A slight increase in Maharashtra’s share in the total onion supply of the country over the past three months led to a near doubling of wholesale onion prices in the country, leading to Income Tax raids that were conducted on the country’s established onion traders who are based in Nashik. While the move is seen as an attempt by the Central government to ensure onion prices are kept under check in the country’s cities, farmers have blamed the Centre for interfering in a free market and not allowing farmers to get good prices for their produce.
The onions which are now being sold in the market is a rabi crop which is called gavthi in local parlance. It is a high-yield variant and unlike other variants can be stored for close to six months. The crop is sown in December-January and is out in the market by April. Due to its high yield and storage capacity, farmers tend to store it in their sheds and sell it in batches till October. Maharashtra presently accounts for close to 30 per cent of India’s onion production. However, with fluctuation in the weather, the onion crop in states such as Madhya Pradesh, Gujarat and Karnataka had been affected to a certain extent.
Last year in July, Maharashtra contributed only 40 per cent of all the onions that had reached various APMCs across the country. This year, Maharashtra’s share in July shot up to 56 per cent of the total onions sent in the market as supplies from other states was affected. The increased share of Maharashtra in the supply chain meant that the prices of onions rose by nearly 100 per cent between July and August. According to data from the Department of Consumer Affairs, the average wholesale price of onion in India increased from Rs 1,079 per quintal in July to Rs 2,023 per quintal in August. This hike was greater in Nashik, the country’s main onion market where onion prices increased from an average Rs 782 to Rs 1,617.
A section of the government reckons that the prices were manipulated by traders who had hoarded onions and were sitting on huge stocks whose release was being regulated to manipulate prices. Last month, a delegation from the Central government, led by top officials of the Union ministry of Consumer Affairs, Food and Public Distribution was in Laslagaon to ascertain the reasons behind the massive fluctuation of onion prices in the APMCs. Subsequently, the local administration had been keeping a close eye on the onion stocks in godowns of traders to ensure that there was no hoarding taking place. Local traders have, however, stated that the hoarding of gavthi onions at this stage when the new kharif crop was about to come into the market did not make sense for traders. They also claimed that the raids seemed to have been undertaken to artificially regulate the price of onions.
“These raids will act as a deterrent for farmers to get good prices for their produce. They have stored onion in their sheds for close to five months, hoping that they would get a decent price. However, these raids have created a situation where farmers will be shortchanged. The traders, because of the raids, will buy the produce at a lesser price and the farmer will be hit. If the government really wants to ensure that people in cities get onions at affordable rates, it should purchase them from the open market from farmers and then sell them at a subsidized rate to the public,” Changdeorao Holkar, former vice chairman of NAFED, said.
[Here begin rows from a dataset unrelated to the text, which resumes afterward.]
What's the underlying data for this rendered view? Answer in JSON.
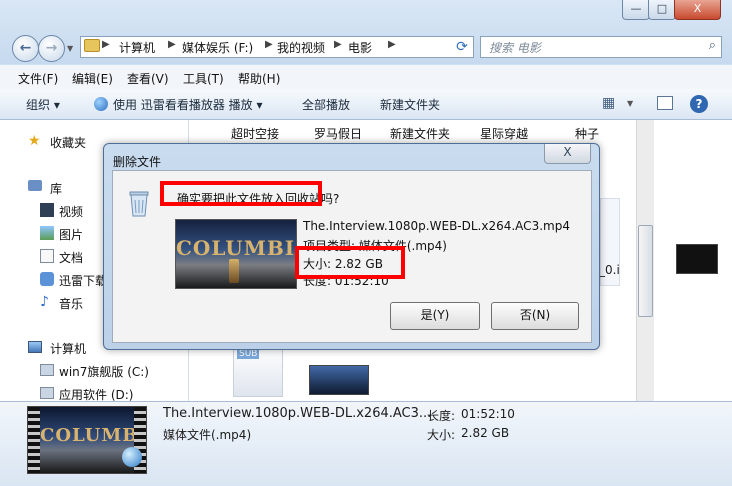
{
  "window": {
    "minimize": "—",
    "maximize": "□",
    "close": "X"
  },
  "address": {
    "crumbs": [
      "计算机",
      "媒体娱乐 (F:)",
      "我的视频",
      "电影"
    ],
    "search_placeholder": "搜索 电影"
  },
  "menu": [
    "文件(F)",
    "编辑(E)",
    "查看(V)",
    "工具(T)",
    "帮助(H)"
  ],
  "toolbar": {
    "organize": "组织 ▾",
    "play_with": "使用 迅雷看看播放器 播放 ▾",
    "play_all": "全部播放",
    "new_folder": "新建文件夹"
  },
  "sidebar": {
    "favorites": "收藏夹",
    "library": "库",
    "videos": "视频",
    "pictures": "图片",
    "documents": "文档",
    "thunder": "迅雷下载",
    "music": "音乐",
    "computer": "计算机",
    "drive_c": "win7旗舰版 (C:)",
    "drive_d": "应用软件 (D:)"
  },
  "folders": [
    "超时空接",
    "罗马假日",
    "新建文件夹",
    "星际穿越",
    "种子"
  ],
  "content_extra": {
    "partial_label": "_0.i",
    "sub_label": "SUB"
  },
  "dialog": {
    "title": "删除文件",
    "close": "X",
    "question": "确实要把此文件放入回收站吗?",
    "file_name": "The.Interview.1080p.WEB-DL.x264.AC3.mp4",
    "type": "项目类型: 媒体文件(.mp4)",
    "size": "大小: 2.82 GB",
    "length": "长度: 01:52:10",
    "yes": "是(Y)",
    "no": "否(N)",
    "thumb_logo": "COLUMBIA"
  },
  "details": {
    "file_name": "The.Interview.1080p.WEB-DL.x264.AC3...",
    "type": "媒体文件(.mp4)",
    "length_label": "长度:",
    "length": "01:52:10",
    "size_label": "大小:",
    "size": "2.82 GB",
    "thumb_logo": "COLUMBIA"
  },
  "colors": {
    "highlight": "#ff0000",
    "accent": "#2f67b1"
  }
}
Interestingly, the prices of onion in Lasalgaon on Tuesday, when it resumed operations for the first time after the raids, fell by Rs 250 to Rs 1,250. Only 5,000 quintal of produce came to the market. A day before the raids were conducted, the rate stood at Rs 1,500 and 15,665 quintals of onion had come to the market, nearly thrice of what was seen on Monday. “People do not have problems shelling out a few hundreds when they want to eat mutton or chicken. However, if onion prices increase by 10 or 20 rupee, then the government steps in,” Keshav Kakad, an onion farmer and activist from Nashik district, said.
The onion conundrum
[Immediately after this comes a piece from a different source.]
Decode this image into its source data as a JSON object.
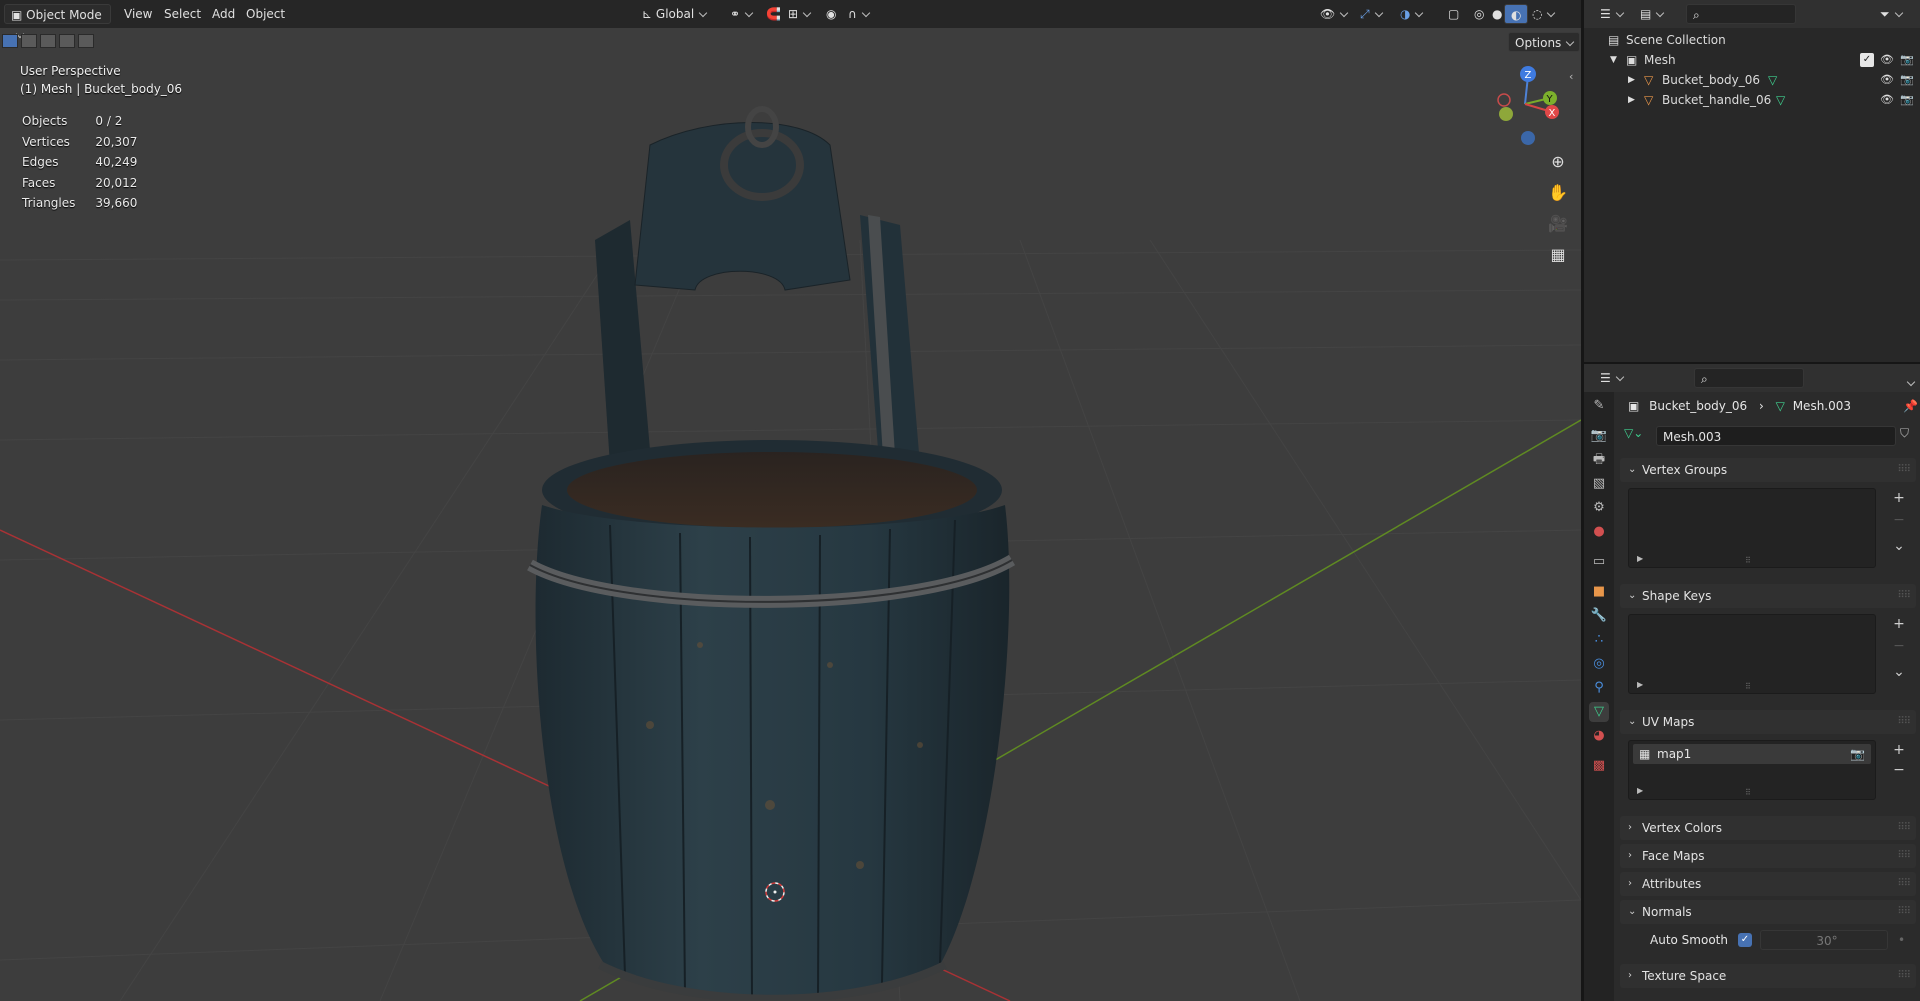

Onions are produced thrice every year in Maharashtra with crops being harvested from October till April. The three types of onions that you eat:
1) Pol: It is the kharif onion crop known by farmers in Maharashtra as Pol, which is presently being sold in the market. The produce is, however, of inferior quality. It has a low yield and cannot be stored for long. It represents 20 per cent of the total onion crop in the state. Planted in May-June and harvested in October-November, it has been affected by the drought which has caused the price rise.
2) Rangda: It is the late kharif crop known by farmers in the state as Rangda. Some of it has already started entering the market. It is a little better in quality and represents 20 per cent of the total onion crop in the state. It is planted in August-September and harvested in January-February. This crop has not been affected much by the rains and its entry into the market by February 15 will put a brake on high onion prices.
3) Gavthi: It is the rabi onion crop and is of the best quality. It has a high yield and can be stored for close to six months. This crop represents 60 per cent of all total onion production. The crop is sown in December-January and is out in the market by April. Due to its high yield and storage capacity, the prices are generally in control when this produce enters the market.